Since most science fiction vehicles don't run on unleaded gasoline, would you even know what to fill the tank with if you were lucky enough to get behind the wheel? With everything out there from warp cores to specialized space fuel, here's a handy list that lets you know what powers some of the more popular vehicles around the galaxy, just in case you find yourself stranded and need to call AAA.

Any vehicle from the Star Trek Universe: Dilithium Crystals. This is an element created just for Star Trek that powers everything from the U.S.S. Enterprise to a Klingon Bird of Prey.
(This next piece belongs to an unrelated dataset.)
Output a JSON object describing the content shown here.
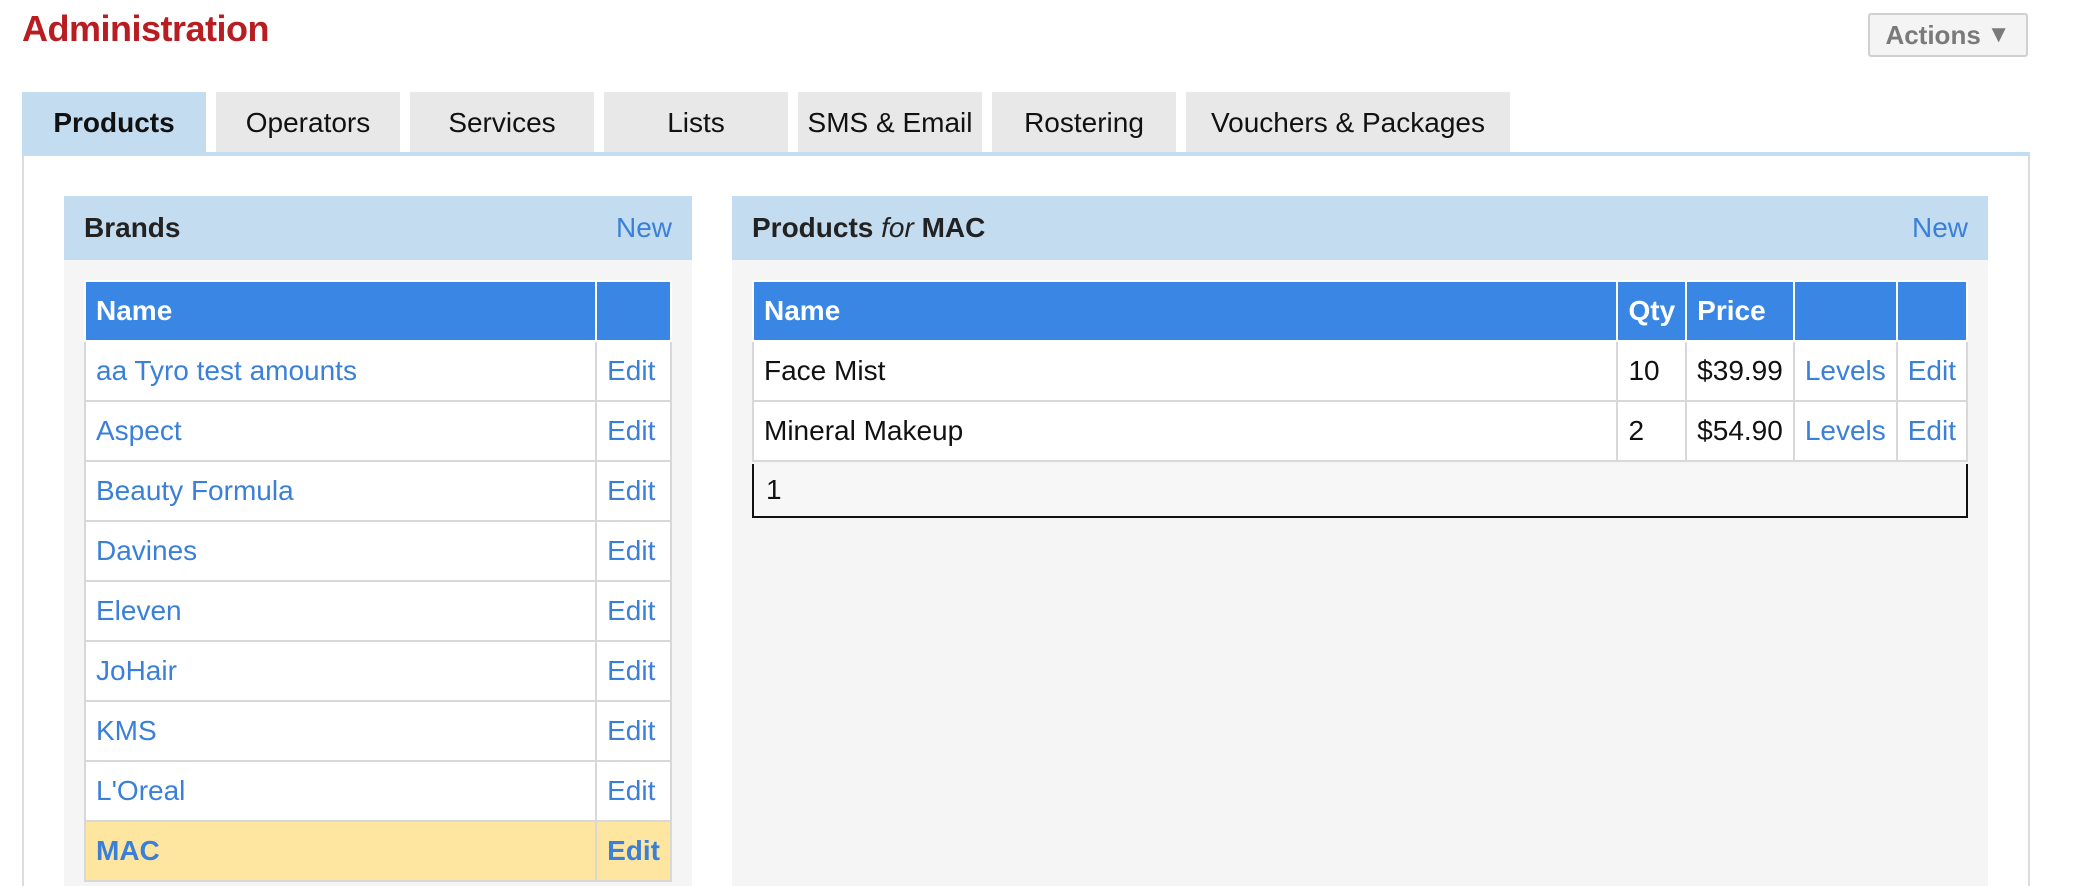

Dilithium had to be mined, just like we have to drill for oil, and could be hard to come by. Of course, when Star Trek: The Next Generation came out the writers decided to just cheat and make it something that they could make synthetically, thereby killing any future "we're out of gas!" storylines.

The Time-Traveling Delorean from Back to the Future: plutonium, gas, and/or garbage. Doc Brown's time-tripping Delorean actually has an engine that does run on gas, although when he came back from the future he'd converted the flux capacitor to run on a Mr. Fusion device, thereby eliminating the need for plutonium pellets for driving through the decades. Just toss some trash inside, and you're good to go.

Anything in the Battlestar Galactica universe: Tylium. In the world of BSG, both Cylon and Human ships run off of a fictional ore called tylium. It's only found on certain planets, and has to be mined, just like dilithium crystals. But unlike the crystals, it also has to be refined and turned into a gasoline like substance. No idea what kind of mileage you get out of it, but it also powers their "faster than light" drives, so it must pack quite a punch.

The TARDIS from Doctor Who: artificial black holes, radiation, life force... take your pick. The TARDIS in the world of Doctor Who looks like a giant blue phonebooth, and travels through both time and space. However it's actually a sentient being that draws its power from one of several different sources, depending on what season of the show you're watching. In the current incarnation of the show, the Doctor has to stop periodically near a space-time rift and suck up the leaking radiation in order to keep things going. A sort of interstellar pit stop, if you will. Photo by lizardian.

The Spaceship Heart of Gold from The Hitchhiker's Guide To The Galaxy: a cup of hot tea. The Heart of Gold ran on an infinite improbability drive that took it through "every point in the universe at once" when it was switched on. Not too shabby. All it took was an electronic brain and a good Brownian motion generator, like a cup of tea, and you're off. Probably the cheapest form of travel ever invented.

Anything in Star Wars: your guess is as good as ours. While you sometimes see strange hoses and gizmos hooked to the ships before they launch, it was never made clear in these movies what they run on. George Lucas apparently never wanted us to get bored by the details, so you could fill in the blanks on your own for this one. Lando was running a gas-mining facility on Bespin in The Empire Strikes back, so maybe he was in the spaceship fuel business. We may never know, so be careful with whatever you put in the tank of your X-Wing.

As always, extinguish all smoking materials while refueling and be sure to hold on to your receipts. Your own mileage may vary.